Mon, 12 May 2003

MTI urges Sutiyoso to seriously look into Rp 820b irregularities

Bambang Nurbianto, The Jakarta Post, Jakarta

The Indonesian Transparency Society (MTI) said Governor Sutiyoso was ultimately responsible for irregularities in the administration uncovered by the Supreme Audit Agency (BPK).

"The leader of any institution is responsible for what is done by his subordinates, so the governor should tell the head of each working unit to pay serious attention to the findings (by the BPK)," MTI chairman Sudirman Said told The Jakarta Post on Sunday.

Sudirman was commenting on an announcement by the BPK that it had uncovered about Rp 820 billion (US$97.62 million) in financial irregularities at eight institutions under the city administration's control and in four city-owned enterprises.

The findings were based on the BPK's audit of routine and developmental expenses in the 2001 and 2002 budgets at the eight institutions and the 2001 and 2002 books at the four city-owned companies.

City Audit Agency (Bawasda) chairman Firman Hutajulu played down the BPK's findings, saying such irregularities should not be interpreted as indications of corruption. He said the irregularities could be mere procedural and administrative errors.

Sudirman criticized Firman for trying to simplify and brush off the irregularities. He said these kinds of statements usually indicated a city official trying to cover up mistakes.

"If they (Bawasda) worked well, they would have detected the irregularities in the use of taxpayer money by institutions under the city administration's control," Sudirman told the Post.

He said if existing control mechanisms worked well irregularities and corruption in government agencies could be curbed, pointing to fact that there were numerous institutions whose task it was to supervise the administration, including BPK, the development and financial audit agency (BPKP), Bawasda and inspectorate offices.

The commitment of the top leaders in the administration to fighting corruption is key for eradicating corruption, collusion and nepotism, Sudirman added.

The difficulty in fighting corruption in the bureaucracy, Sudirman said, is that there is a lack of commitment to dealing with the issue because officials are reluctant to punish those guilty of the crime.

"It is easy to see why corruption in the bureaucracy cannot be curbed, as officials who frequently commit the offense are never punished by their bosses," Sudirman said.

Meanwhile, the chairman of the City Council's Commission D for development affairs, Koeswadi Soesilohardjo, stressed the need for the city administration to follow up on the BPK report to see if any crimes were committed.

An investigation would help determine whether the irregularities were the result of corruption or were merely administrative and procedure mistakes, he said.

"If the governor does not follow up on the findings, it could lead to suspicion that he was involved in the irregularities committed by his subordinates," Koeswadi said, adding that if there was adequate evidence of corruption the suspects should be taken to court.

According to recent reports, there are a number of outstanding corruption cases allegedly involving city officials.
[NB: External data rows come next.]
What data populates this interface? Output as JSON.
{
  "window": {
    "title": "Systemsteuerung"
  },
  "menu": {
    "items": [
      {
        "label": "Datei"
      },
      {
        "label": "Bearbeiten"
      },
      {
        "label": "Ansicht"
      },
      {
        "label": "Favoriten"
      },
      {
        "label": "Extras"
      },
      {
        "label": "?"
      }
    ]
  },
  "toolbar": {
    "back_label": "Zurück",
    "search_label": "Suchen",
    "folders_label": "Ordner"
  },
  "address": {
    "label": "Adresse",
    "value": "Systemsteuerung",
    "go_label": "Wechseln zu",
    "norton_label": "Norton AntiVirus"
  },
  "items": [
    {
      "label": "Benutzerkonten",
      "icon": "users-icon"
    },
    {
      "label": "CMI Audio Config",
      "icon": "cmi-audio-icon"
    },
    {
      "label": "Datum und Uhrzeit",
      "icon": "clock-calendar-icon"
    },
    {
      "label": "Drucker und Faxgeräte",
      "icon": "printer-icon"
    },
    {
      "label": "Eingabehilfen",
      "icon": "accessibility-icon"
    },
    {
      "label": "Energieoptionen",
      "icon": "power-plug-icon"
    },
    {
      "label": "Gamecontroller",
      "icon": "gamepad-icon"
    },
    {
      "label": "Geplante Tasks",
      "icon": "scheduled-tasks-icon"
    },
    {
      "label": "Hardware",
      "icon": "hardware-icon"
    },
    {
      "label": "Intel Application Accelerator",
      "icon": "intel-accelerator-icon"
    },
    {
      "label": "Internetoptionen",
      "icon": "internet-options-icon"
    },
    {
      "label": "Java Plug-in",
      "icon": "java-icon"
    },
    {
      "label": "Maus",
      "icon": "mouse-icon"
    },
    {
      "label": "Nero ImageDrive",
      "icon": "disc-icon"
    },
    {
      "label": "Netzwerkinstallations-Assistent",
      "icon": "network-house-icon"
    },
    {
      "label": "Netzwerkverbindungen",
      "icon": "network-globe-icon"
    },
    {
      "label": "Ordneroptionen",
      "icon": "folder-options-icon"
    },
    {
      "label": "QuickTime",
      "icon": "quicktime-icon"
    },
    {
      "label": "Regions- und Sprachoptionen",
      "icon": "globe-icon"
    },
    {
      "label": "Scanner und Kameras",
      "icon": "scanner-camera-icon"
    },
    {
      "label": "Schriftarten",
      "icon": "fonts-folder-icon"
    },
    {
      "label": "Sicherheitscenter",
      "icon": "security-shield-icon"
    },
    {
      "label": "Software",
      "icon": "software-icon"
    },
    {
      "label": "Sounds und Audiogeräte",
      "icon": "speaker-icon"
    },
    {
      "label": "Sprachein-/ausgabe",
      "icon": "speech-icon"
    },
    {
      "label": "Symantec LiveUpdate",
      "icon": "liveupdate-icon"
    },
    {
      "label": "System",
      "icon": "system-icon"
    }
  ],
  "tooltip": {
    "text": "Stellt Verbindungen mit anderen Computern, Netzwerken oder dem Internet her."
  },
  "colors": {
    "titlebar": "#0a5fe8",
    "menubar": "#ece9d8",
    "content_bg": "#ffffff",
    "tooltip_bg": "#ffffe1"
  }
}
Almost none of these cases have ended up in the courts. In a few cases several low-ranking officials received administrative sanctions, but their supervisors were untouched.